Work to complete
For each line of the listing below that contains the string "with", copy the line.
--------
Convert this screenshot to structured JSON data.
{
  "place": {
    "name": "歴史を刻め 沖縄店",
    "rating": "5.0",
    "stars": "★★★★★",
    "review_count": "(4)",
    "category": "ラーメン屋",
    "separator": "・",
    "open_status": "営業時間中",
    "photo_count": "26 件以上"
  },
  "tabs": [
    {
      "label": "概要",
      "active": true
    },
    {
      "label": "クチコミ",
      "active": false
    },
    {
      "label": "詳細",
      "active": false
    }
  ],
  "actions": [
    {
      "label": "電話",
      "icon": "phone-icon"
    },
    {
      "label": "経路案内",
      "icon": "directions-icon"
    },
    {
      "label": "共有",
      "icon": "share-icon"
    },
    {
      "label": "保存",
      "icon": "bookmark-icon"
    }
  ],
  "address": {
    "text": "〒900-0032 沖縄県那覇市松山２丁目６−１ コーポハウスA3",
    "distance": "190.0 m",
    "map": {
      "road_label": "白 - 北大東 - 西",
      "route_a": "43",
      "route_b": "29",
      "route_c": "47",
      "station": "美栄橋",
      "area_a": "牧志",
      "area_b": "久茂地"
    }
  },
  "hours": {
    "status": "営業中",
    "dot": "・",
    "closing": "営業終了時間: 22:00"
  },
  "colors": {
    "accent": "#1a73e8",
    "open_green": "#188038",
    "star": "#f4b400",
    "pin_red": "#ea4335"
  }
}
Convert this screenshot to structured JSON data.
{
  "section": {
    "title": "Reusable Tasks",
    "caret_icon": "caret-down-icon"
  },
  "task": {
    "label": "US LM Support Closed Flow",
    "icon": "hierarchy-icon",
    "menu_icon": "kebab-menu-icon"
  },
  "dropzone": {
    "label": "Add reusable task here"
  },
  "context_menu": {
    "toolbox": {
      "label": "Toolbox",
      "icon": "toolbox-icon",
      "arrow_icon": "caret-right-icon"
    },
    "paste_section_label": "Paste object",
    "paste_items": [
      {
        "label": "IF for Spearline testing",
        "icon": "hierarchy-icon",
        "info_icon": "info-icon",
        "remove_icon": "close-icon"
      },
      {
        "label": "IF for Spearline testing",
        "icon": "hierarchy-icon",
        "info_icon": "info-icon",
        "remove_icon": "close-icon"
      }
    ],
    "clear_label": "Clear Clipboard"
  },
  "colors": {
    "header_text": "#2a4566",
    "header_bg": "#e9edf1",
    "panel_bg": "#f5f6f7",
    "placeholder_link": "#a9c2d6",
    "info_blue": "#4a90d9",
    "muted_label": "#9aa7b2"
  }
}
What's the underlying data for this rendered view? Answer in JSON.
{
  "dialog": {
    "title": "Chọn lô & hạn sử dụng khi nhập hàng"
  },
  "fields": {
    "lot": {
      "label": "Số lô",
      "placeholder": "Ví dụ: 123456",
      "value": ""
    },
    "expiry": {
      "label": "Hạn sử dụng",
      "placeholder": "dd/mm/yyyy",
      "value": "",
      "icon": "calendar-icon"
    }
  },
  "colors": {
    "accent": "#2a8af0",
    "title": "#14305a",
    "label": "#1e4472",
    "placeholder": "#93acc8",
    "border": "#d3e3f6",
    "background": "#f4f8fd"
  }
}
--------
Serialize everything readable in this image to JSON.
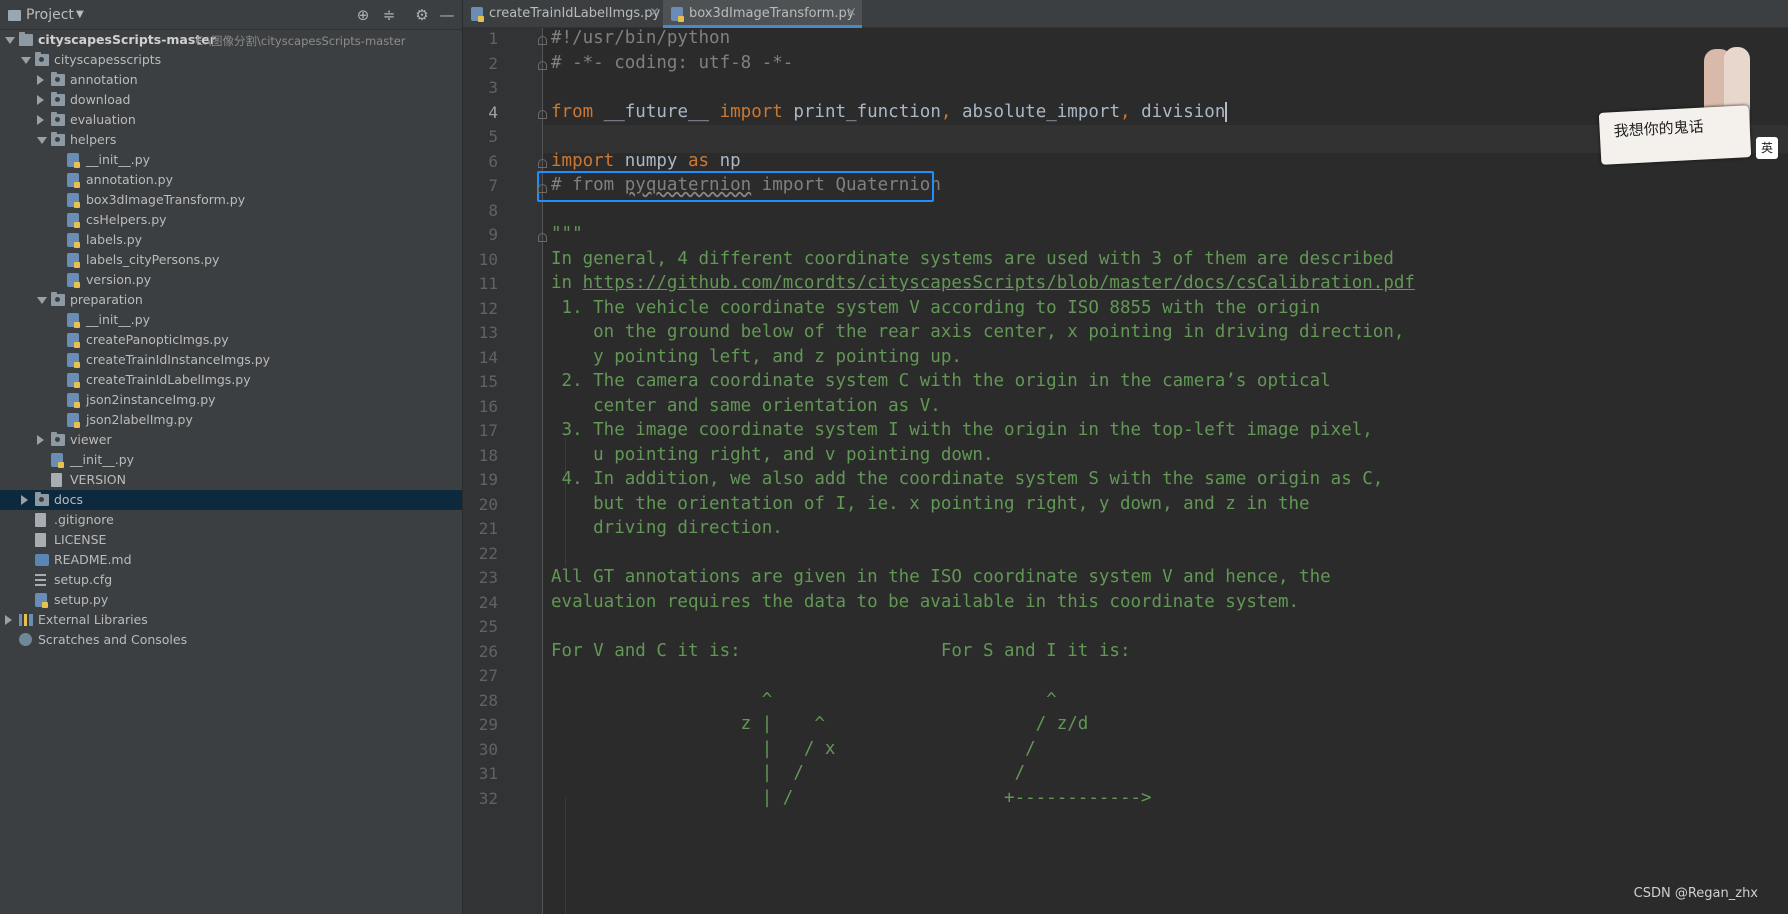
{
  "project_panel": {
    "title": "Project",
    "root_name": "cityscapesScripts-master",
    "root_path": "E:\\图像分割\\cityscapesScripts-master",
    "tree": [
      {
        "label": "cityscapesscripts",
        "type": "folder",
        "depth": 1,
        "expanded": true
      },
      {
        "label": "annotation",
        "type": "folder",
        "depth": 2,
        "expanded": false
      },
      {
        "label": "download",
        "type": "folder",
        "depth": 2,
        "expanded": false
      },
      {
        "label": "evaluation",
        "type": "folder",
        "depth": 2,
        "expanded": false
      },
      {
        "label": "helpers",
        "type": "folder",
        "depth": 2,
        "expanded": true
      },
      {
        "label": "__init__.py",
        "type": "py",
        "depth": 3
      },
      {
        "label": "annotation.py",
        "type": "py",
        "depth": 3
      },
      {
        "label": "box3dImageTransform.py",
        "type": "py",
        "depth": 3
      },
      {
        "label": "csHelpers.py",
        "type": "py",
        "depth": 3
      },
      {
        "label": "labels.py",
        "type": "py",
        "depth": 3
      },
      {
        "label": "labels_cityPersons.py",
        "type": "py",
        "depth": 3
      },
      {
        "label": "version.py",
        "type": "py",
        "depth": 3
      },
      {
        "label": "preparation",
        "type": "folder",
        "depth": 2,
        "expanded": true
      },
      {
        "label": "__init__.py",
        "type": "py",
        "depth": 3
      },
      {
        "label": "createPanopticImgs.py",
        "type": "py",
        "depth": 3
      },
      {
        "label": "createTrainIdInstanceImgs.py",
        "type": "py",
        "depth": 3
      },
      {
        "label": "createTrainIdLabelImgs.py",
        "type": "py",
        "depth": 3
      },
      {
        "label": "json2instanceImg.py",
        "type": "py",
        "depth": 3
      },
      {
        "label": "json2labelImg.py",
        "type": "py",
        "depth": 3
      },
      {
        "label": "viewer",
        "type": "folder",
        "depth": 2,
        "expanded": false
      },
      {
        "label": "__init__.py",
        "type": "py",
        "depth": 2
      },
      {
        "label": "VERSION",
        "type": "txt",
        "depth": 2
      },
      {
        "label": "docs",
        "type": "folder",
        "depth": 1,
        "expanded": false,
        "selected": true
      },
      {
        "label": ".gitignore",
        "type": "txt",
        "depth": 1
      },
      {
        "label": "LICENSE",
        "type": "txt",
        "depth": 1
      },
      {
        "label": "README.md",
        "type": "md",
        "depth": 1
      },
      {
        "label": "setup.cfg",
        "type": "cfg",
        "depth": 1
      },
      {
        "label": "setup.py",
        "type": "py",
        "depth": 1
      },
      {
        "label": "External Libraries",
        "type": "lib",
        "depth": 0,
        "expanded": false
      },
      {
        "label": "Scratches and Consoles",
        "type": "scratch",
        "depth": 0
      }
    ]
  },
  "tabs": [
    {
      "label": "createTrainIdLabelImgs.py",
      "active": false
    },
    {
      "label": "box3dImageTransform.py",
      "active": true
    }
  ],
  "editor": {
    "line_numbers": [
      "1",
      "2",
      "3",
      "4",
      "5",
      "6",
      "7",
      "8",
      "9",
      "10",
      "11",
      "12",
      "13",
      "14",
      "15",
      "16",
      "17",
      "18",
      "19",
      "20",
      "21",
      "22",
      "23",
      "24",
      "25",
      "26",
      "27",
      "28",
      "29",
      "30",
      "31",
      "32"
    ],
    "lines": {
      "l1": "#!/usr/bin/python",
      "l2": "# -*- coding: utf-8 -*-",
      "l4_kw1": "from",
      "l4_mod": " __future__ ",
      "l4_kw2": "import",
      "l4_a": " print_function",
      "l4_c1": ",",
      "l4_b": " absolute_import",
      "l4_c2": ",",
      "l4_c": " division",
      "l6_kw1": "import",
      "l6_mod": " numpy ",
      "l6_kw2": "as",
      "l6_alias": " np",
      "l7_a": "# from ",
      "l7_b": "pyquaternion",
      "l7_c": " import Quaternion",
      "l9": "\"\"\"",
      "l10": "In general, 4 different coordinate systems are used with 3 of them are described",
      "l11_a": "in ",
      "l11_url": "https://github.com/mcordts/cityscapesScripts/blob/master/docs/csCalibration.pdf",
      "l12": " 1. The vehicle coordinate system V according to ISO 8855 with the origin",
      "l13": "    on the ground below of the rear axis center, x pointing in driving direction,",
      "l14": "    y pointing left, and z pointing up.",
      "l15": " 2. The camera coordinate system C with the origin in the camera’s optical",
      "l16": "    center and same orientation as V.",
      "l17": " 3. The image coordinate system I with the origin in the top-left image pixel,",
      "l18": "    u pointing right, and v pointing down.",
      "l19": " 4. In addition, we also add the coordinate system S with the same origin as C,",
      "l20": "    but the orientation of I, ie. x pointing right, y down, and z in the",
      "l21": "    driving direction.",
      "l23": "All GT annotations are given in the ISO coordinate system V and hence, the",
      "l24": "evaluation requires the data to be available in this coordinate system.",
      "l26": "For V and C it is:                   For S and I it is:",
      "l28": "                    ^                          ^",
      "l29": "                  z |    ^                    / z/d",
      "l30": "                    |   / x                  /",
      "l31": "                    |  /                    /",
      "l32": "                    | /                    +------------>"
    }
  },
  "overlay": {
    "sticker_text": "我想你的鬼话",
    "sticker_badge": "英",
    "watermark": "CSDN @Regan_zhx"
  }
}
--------
Solution to this problem
      "l10": "In general, 4 different coordinate systems are used with 3 of them are described",
      "l12": " 1. The vehicle coordinate system V according to ISO 8855 with the origin",
      "l15": " 2. The camera coordinate system C with the origin in the camera’s optical",
      "l17": " 3. The image coordinate system I with the origin in the top-left image pixel,",
      "l19": " 4. In addition, we also add the coordinate system S with the same origin as C,",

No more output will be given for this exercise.